“A terrifically exciting story. . . . Just as captivating are those characters Pipkin has invented, men and women consumed by their own passions. They provide a fascinating impression of the nation when it was still young and swelling and struggling to define itself.” —The Washington Post
“A brilliant first novel. . . . It crackles with heat and energy, as we see these characters tested by the flames, scorched by their passions, beliefs, and hopes.” —New Orleans Times-Picayune
“Marvelous. . . . In this compelling homage to an iconic American writer, Pipkin may himself have just written a new American classic.” —Pittsburgh Post-Gazette
“Wonderfully grandiose…. Pipkin’s portrait of a nation in flux is energetic and optimistic. It’s also a remarkably constructed piece of fiction—vibrant, solidly plotted and lyrically yet efficiently composed—and should be a contender for the year's important literary awards.” —The Boston Globe
“Infused with moments of genuine drama, peril and suspense. Woodsburner is . . . an exemplary illustration of how fiction can illuminate the past, bring history to life and make it feel as fresh and relevant as the present day.” —The Dallas Morning News
“Woodsburner is Pipkin’s first novel, but, with its complex structure and top-notch prose, there’s not a page that reads like the work of a novice. . . . The result is, well, transcendent.” —The Christian Science Monitor
“Readers will be pulled inexorably toward the heat ignited by the fires of each character's story…. It is a book that will keep you up all night racing toward the last page, and then will leave you longing for more.” —Jackson Free Press
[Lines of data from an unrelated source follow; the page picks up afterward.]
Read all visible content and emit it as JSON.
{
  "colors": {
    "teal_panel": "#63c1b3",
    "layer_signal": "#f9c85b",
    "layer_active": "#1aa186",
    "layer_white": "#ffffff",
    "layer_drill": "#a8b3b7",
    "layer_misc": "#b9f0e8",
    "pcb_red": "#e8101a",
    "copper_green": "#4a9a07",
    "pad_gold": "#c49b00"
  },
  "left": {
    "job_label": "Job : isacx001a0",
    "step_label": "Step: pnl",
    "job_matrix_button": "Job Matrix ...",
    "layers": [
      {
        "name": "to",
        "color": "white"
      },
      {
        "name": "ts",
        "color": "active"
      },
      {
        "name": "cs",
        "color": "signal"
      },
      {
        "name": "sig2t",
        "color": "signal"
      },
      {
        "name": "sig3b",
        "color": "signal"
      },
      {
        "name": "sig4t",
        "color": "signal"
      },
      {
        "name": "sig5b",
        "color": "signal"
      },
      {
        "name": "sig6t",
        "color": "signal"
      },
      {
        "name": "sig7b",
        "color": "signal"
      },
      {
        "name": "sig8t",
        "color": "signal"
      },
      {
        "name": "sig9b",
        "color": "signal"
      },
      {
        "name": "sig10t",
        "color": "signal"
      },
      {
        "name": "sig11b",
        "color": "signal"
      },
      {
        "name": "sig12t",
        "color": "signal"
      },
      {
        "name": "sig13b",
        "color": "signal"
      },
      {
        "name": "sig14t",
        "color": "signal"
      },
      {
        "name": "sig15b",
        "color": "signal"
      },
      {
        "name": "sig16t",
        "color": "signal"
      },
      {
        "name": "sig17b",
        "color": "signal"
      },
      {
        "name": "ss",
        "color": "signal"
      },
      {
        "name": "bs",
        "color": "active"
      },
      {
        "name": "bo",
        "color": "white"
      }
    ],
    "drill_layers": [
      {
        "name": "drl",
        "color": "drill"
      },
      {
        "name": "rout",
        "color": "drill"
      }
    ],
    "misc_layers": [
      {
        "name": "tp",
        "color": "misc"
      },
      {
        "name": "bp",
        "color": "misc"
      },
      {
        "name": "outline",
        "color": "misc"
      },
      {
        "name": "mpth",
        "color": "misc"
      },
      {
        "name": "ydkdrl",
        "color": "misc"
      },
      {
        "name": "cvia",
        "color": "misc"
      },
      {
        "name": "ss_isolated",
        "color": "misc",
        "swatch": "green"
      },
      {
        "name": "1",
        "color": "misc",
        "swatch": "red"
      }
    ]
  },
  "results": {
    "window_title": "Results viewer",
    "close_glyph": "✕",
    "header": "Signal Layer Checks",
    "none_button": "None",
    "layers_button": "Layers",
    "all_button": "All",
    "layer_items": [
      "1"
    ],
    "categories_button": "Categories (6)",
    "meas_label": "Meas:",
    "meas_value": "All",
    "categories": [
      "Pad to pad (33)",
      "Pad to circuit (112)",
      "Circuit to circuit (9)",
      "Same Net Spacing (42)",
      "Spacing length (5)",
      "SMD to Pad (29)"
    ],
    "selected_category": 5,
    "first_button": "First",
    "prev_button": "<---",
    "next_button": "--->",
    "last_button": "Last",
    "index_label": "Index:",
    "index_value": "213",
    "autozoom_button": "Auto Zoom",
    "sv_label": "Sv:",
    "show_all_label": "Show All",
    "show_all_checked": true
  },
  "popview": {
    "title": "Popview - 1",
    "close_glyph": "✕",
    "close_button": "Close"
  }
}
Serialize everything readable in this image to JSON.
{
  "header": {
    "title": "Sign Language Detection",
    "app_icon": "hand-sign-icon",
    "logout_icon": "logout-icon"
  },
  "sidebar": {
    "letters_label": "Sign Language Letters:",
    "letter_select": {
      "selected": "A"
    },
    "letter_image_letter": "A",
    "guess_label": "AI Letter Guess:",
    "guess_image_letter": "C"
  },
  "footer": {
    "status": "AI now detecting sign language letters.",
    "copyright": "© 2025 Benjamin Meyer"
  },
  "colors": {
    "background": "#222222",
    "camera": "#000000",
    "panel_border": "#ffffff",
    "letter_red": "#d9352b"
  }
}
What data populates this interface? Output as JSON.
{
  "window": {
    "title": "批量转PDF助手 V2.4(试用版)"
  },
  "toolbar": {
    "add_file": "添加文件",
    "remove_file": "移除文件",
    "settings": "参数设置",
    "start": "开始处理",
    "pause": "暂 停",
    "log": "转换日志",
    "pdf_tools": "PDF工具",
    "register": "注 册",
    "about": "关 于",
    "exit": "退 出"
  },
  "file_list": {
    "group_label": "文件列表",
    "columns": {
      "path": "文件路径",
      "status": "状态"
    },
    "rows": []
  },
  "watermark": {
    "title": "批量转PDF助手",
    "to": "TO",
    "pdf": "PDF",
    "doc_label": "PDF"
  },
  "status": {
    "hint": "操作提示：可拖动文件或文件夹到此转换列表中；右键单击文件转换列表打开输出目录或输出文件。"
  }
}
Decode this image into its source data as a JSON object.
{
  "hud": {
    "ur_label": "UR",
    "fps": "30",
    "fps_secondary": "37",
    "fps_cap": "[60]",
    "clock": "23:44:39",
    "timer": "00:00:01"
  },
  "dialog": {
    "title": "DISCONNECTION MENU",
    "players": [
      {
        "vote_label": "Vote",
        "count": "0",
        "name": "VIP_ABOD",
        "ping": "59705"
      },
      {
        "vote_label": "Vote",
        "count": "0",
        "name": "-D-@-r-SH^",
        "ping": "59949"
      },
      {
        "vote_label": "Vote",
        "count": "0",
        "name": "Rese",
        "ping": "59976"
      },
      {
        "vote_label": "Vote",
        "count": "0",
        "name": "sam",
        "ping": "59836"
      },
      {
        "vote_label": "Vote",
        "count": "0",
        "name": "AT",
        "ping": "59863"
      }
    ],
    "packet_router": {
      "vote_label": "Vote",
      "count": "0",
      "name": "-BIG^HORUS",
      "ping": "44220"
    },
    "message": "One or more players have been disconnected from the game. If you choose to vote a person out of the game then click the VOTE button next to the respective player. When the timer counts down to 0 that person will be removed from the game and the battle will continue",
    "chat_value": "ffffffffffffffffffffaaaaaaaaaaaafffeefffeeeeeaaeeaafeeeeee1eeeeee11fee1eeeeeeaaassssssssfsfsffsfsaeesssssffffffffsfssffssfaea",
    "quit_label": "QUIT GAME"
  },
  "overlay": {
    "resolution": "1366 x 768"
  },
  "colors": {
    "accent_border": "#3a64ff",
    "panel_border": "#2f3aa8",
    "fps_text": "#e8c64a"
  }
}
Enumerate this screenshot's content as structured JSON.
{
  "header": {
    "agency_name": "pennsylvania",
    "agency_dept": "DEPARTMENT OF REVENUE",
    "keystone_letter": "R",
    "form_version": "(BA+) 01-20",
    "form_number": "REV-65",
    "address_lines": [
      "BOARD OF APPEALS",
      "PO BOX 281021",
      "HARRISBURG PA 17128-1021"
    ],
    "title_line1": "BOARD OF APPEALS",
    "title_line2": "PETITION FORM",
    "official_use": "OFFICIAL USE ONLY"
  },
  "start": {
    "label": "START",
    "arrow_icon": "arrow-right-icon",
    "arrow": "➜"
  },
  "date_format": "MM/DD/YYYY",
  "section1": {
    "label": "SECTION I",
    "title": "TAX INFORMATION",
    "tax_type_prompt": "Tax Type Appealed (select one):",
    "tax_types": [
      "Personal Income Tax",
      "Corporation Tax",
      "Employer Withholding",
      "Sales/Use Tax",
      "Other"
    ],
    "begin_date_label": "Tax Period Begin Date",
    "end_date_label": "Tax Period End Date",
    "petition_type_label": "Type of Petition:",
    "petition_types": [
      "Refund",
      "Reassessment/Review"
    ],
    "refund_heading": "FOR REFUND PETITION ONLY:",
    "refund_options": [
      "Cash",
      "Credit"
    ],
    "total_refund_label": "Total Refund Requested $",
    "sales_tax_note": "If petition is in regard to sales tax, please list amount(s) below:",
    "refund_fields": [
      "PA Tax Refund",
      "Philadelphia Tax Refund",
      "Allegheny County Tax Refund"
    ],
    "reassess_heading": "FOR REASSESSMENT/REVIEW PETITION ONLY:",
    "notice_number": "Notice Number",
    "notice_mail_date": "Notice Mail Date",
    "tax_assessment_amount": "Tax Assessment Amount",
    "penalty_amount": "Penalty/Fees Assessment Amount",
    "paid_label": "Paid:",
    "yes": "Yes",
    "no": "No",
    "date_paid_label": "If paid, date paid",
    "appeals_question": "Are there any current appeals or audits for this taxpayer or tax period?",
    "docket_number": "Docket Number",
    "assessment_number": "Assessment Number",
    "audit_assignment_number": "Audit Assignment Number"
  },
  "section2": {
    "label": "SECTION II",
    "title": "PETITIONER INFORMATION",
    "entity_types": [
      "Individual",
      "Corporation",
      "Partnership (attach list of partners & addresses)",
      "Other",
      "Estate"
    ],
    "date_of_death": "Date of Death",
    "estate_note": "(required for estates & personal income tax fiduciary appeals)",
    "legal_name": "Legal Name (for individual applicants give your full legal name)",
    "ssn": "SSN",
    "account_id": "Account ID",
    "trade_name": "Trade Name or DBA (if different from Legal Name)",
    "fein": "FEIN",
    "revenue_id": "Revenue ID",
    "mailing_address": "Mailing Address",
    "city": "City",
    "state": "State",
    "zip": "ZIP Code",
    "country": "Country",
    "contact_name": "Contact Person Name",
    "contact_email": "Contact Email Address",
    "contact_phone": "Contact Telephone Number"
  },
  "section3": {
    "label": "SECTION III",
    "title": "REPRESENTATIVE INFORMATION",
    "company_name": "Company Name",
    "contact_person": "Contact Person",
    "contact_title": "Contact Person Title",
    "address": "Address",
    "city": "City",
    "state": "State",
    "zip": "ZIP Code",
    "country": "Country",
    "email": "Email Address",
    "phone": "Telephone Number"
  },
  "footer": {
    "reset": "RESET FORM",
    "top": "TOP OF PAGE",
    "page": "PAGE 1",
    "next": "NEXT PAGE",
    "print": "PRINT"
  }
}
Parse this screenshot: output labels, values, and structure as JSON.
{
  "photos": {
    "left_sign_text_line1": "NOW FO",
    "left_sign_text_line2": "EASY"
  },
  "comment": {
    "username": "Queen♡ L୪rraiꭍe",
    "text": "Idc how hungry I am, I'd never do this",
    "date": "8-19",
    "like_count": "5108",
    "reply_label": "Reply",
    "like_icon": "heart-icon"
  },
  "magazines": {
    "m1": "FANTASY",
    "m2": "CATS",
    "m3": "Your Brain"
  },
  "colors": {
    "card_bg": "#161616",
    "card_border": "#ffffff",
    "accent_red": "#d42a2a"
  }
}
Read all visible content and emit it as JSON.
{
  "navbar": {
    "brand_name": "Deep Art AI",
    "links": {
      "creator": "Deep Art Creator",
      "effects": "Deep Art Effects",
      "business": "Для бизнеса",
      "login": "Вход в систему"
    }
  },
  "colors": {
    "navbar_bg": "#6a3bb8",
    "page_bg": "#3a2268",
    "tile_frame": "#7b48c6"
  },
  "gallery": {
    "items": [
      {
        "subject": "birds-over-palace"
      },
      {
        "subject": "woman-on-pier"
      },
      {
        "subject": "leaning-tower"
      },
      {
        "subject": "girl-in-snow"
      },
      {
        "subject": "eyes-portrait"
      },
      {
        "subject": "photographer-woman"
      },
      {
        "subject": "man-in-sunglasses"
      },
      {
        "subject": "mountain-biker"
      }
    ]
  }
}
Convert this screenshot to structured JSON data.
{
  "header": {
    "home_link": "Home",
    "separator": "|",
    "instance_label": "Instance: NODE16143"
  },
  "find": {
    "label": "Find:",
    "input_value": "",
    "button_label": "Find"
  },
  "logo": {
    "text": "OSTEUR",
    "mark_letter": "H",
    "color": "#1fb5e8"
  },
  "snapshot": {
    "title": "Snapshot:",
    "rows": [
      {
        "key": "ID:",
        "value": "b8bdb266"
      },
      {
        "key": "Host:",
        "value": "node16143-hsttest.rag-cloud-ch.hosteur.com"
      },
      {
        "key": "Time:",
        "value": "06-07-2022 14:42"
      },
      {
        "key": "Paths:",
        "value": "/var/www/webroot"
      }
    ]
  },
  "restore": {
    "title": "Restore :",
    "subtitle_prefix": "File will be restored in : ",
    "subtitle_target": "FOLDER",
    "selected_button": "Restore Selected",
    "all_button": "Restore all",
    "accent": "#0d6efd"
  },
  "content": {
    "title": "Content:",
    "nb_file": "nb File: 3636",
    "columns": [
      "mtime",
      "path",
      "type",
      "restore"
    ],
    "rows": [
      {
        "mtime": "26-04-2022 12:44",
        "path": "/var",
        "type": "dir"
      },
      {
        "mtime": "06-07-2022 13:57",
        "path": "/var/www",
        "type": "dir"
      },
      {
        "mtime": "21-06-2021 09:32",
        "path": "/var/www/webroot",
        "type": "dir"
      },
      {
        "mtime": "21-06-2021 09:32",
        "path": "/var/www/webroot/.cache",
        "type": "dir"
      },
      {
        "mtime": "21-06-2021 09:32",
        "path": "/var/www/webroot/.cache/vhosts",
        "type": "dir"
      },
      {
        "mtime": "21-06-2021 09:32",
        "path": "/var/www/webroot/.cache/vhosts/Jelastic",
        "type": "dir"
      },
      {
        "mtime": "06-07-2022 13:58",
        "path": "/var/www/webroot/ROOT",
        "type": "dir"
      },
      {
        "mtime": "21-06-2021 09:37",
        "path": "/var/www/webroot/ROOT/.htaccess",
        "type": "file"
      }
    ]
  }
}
“A mature historical work by a writer who happened upon a small footnote in American history and fanned a flicker into an imaginative, complex novel that humanizes an American icon.” —San Antonio Express
“Pipkin’s characters are full of convincing contradictions. . . . The author has some thoughtful things to say about the notion of American freedom, and the conflagration that serves as Woodsburner’s central metaphor allows him to say them in language that is at once vividly precise and richly allusive.” —NPR.org, Summer Books “Best Fiction” feature
“What a terrific tale John Pipkin spins! He has taken a dramatic episode in the life of Henry David Thoreau and transformed it into a gripping and profound work of fiction.” —Doris Kearns Goodwin
“Witty, bawdy, philosophical, touching, and humorous, Woodsburner is a novel I didn’t want to end. . . . This book is packed with interesting ideas, vital characters, and vivid writing.” —Sena Jeter Naslund, author of Ahab’s Wife and Four Spirits